Transport Workers Union Local 100 spokesman Jim Gannon said the Occupy Wall Street movement, which denounces social inequities in the financial system and draws inspiration from the Arab Spring revolutions in Africa and the Middle East, has advanced issues that unions typically support.
"Their goals are our goals," Gannon said. "They brought a spotlight on issues that we've believed in for quite some time now. ... Wall Street caused the implosion in the first place and is getting away scot-free while workers, transit workers, everybody, is forced to pay for their excesses.
"These young folks have brought a pretty bright spotlight," Gannon added. "It's kind of a natural alliance."
President Michael Mulgrew of the United Federation of Teachers, the sole bargaining agent for most nonsupervisory New York City public teachers, with 200,000 members, said he was proud to support the demonstrators.
"The way our society is now headed, it does not work for 99% of people, so when Occupy Wall Street started ... they kept to it and they've been able to create a national conversation that we think should have been going on for years," Mulgrew said.
The labor officials couldn't provide a projection of how many of their members will take the day off from work Wednesday and join the protests.
In New York, the demonstrators have camped out in Zuccotti Park, calling for 20,000 people to flood the area for a "few months."
The protest campaign -- which uses the hashtag #occupywallstreet on the microblogging site Twitter -- began in July with the launch of a campaign website calling for a march and sit-in at the New York Stock Exchange.
And for more than two weeks, demonstrations have addressed issues such as police brutality, union busting and the economy, the group said.
Occupy Wall Street is a leaderless movement made up largely of twenty-somethings upset about the economy, the Afghanistan war, the environment, and the state of America and the world in general.
In less than three weeks, the movement has become a magnet for countless disaffected Americans at a time when an overwhelming majority of U.S. adults say the country is on the wrong track.
Besides the other cities, protests have also been held in Chicago and Los Angeles.
Occupy Wall Street and its offshoots have clear strains of liberal economic populism -- a powerful force in U.S. history during times characterized by economic stress.
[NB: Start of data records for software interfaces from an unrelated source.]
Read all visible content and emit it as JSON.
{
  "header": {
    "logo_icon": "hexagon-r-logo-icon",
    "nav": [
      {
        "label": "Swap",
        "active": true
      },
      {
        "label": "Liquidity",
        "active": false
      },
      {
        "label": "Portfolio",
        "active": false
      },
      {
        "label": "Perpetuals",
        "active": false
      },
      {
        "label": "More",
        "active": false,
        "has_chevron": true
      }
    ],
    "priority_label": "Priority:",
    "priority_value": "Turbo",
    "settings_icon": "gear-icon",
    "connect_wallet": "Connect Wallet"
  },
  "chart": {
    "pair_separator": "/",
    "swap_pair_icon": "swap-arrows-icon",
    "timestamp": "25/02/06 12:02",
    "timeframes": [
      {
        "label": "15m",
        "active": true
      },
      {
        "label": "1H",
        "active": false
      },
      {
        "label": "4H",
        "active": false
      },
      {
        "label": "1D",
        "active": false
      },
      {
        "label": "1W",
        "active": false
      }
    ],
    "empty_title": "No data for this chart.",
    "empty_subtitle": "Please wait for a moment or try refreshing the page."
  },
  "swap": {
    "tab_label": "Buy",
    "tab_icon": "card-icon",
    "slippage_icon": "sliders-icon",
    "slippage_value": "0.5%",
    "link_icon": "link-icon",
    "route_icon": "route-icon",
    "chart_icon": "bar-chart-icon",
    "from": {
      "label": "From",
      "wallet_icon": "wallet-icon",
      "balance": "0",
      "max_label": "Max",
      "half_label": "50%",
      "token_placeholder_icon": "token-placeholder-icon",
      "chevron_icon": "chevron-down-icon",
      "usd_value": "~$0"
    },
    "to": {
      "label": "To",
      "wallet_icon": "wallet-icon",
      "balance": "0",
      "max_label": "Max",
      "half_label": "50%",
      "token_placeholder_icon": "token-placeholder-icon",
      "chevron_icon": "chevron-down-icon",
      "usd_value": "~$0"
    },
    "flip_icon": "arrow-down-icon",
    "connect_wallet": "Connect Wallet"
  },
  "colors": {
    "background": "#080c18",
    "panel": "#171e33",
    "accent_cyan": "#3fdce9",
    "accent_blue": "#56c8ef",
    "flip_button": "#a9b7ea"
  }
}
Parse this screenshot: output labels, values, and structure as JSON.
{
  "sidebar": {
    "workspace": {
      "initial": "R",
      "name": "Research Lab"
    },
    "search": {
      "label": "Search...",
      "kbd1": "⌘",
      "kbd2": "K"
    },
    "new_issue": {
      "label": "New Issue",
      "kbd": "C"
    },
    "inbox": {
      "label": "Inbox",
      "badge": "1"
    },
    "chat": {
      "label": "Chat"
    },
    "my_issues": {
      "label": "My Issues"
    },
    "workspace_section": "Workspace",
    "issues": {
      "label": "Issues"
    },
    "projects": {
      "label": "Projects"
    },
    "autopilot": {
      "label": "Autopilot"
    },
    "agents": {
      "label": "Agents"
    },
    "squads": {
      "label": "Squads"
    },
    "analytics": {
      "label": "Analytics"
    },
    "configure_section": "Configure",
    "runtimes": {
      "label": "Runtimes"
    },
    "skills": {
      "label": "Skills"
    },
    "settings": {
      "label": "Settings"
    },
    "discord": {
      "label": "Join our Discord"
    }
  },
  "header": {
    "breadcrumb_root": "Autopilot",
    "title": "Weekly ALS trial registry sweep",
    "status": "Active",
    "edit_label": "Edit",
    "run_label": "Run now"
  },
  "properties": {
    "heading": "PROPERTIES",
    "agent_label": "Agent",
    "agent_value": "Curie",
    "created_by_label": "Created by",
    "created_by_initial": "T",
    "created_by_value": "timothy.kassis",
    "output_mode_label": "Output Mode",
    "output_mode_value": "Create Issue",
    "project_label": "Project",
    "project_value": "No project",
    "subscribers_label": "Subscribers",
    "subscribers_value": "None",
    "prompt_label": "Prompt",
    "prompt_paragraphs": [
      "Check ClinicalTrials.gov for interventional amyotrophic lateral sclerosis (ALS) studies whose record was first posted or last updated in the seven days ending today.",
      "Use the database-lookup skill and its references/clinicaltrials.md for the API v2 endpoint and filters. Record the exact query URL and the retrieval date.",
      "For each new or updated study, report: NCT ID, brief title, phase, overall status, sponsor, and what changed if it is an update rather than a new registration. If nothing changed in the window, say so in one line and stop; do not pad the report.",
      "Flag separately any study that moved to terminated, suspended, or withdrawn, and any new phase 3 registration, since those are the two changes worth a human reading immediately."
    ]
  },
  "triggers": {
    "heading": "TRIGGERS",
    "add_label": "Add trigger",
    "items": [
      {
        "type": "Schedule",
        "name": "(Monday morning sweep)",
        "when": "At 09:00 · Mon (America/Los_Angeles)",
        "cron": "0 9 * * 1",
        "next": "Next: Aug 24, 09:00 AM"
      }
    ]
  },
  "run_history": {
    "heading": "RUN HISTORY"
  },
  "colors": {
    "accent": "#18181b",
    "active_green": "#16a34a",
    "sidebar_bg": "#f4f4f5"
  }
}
That said, it would be a mistake to label or tie the movement to a specific agenda, said Susan Olzak, a Stanford University sociology professor.
"It's difficult to classify a social protest movement early on in its history," she said. "Clearer goals could eventually emerge, but there's no guarantee."
She added, "Many movements fizzle out. Others become more organized. (But) I think we run a risk (by) taking a snapshot at any one point in time and trying to categorize the movement in any one way based on that snapshot. The only way to study these protest movements is to follow them over time."